The number of home repossessions granted in the High Court fell last year for the first time since the peak of the property boom, The Irish Times reported today.
The drop is partly due to a legal challenge, which found a flaw in legislation affecting a number of cases in the pipeline.
Almost 250 possession orders were granted, compared to 311 at the same court in 2010, figures collected by The Irish Times show.
The chancery summonses session, which takes place every Monday, deals with the bulk of High Court repossessions, though a few are also granted in other High Court civil proceedings.
Overall figures for the High Court show 109 orders for possession were granted just before the recession in 2007, rising to 238 in 2008, 293 in 2009 and 327 in 2010.
The drop in orders granted at chancery summonses sessions in 2011 can be largely attributed to a judgment delivered by Ms Justice Elizabeth Dunne in July which uncovered a flaw in legislation governing property repossessions.
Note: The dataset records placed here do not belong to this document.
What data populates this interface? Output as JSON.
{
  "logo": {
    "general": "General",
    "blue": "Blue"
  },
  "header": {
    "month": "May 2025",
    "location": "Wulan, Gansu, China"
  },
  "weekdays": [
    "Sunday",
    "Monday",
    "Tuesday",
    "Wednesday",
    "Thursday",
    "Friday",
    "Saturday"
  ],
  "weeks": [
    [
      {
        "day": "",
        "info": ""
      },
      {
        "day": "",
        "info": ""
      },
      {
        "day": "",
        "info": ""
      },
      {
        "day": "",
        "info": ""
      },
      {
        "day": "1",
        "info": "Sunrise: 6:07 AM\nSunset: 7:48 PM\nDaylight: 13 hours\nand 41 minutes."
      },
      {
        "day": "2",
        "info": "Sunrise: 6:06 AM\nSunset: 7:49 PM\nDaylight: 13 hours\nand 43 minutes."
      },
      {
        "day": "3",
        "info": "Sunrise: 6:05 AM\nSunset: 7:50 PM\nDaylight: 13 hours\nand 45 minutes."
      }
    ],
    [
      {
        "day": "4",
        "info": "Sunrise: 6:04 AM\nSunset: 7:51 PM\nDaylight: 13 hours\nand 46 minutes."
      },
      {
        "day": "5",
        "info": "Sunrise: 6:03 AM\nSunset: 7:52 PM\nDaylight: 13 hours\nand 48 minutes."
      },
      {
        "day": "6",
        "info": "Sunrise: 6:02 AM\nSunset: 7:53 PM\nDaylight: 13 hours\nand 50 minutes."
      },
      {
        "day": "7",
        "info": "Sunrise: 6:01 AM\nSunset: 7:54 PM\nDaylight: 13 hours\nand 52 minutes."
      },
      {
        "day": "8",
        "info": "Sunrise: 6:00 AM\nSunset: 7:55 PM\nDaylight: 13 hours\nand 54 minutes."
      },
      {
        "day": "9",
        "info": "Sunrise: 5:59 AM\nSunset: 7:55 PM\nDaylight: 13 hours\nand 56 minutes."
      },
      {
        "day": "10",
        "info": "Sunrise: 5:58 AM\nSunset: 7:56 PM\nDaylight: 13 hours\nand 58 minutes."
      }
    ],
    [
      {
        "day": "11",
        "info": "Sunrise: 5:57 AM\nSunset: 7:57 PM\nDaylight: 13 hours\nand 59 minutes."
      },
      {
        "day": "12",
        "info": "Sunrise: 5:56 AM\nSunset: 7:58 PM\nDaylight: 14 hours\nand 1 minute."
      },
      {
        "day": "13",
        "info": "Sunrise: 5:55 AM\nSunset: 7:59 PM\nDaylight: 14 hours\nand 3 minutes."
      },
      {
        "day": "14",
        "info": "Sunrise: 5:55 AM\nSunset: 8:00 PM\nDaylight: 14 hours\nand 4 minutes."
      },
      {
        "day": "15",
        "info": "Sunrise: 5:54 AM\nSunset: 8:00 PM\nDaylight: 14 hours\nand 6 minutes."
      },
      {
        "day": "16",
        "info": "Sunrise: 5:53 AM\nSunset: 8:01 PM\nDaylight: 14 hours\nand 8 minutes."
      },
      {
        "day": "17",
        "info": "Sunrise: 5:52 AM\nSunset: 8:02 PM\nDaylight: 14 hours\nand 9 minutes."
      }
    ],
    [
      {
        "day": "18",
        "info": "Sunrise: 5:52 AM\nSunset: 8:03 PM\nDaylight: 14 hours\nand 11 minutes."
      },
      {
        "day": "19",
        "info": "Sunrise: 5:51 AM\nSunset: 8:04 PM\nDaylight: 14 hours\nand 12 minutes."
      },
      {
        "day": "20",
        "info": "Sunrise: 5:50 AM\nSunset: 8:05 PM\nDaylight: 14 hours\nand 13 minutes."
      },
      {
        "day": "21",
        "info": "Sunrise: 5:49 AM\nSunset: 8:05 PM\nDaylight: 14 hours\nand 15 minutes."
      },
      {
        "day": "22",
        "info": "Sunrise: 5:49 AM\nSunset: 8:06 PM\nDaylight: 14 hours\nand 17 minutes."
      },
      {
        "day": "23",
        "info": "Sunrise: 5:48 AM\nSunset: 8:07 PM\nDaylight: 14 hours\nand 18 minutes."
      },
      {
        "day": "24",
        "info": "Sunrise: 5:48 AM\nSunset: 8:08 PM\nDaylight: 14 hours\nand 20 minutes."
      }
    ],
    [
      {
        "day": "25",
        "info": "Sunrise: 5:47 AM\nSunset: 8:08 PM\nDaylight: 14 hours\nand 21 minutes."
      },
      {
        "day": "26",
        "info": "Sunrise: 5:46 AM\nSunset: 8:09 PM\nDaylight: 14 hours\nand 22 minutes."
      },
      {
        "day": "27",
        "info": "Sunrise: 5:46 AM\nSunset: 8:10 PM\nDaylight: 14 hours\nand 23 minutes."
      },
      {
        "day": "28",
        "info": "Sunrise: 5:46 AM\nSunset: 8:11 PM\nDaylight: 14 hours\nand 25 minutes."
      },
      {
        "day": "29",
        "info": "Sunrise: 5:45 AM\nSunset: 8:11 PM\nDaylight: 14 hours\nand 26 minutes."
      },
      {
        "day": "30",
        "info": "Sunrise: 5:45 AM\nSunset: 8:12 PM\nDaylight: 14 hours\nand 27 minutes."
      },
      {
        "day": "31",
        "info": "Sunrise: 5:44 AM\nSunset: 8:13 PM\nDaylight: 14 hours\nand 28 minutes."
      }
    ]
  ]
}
The judge found a failure to save aspects of old legislation when the Land and Conveyancing Law Reform Act 2009 was introduced.
This meant the only registered properties lenders could repossess for failure to pay mortgages were those for which they had demanded full repayment before December 1st, 2009.
As a result, many of the cases taken by lenders failed in the second half of the year.
Of the orders granted, over 100 were for family homes, over 40 were homes of individuals and the remainder were buy-to-let properties, parcels of land or commercial properties.
Almost 50 of the properties, all residential, were vacant when the orders were granted.
Some 34 owners had consented to having their property repossessed, down on 2010, when 54 had consented.
The average mortgage arrears of those who had orders for possession granted against them was almost €49,000, up nearly €6,000 on 2010.
The average size of the mortgages, which included some commercial as well as residential properties, was just under €280,000.
In most cases, the court gave a stay of execution before homes could be repossessed.
The length varied depending on circumstances, with the shortest time granted for vacant properties.
Stays for family homes were generally of six months, though some were nine months long.
The average was just over 21 weeks.
Many borrowers did not appear in court and did not send legal representation, although there was an increase last year in the number represented due to the establishment of the voluntary advocacy group New Beginning.
Over a third of the orders granted at chancery summonses were given to subprime lender Start Mortgages – a similar share to that granted to the lender in 2010.
GE Capital Woodchester Home-loans had the second highest number, with almost 30, and the remainder was between over a dozen lenders including Stepstone Mortgages, AIB, ACC Bank, Ulster Bank and Bank of Ireland.
Many other properties were repossessed through the Circuit Court system.
The latest figures, for the first nine months of 2011, show 266 orders for possession were granted there. The total for 2010 at the Circuit Court was 306.
Orders granted: Mortgage arrears average €49,000
- A total of 246 orders for possession were granted at the High Court chancery summonses in 2011
- More than one-third of orders were granted to Start Mortgages Ltd
- More than half of the orders were related to borrowers’ homes
- More than 100 were family homes
- Almost 50 of the properties were already vacant
- An average of almost €49,000 was owed in mortgage arrears for each property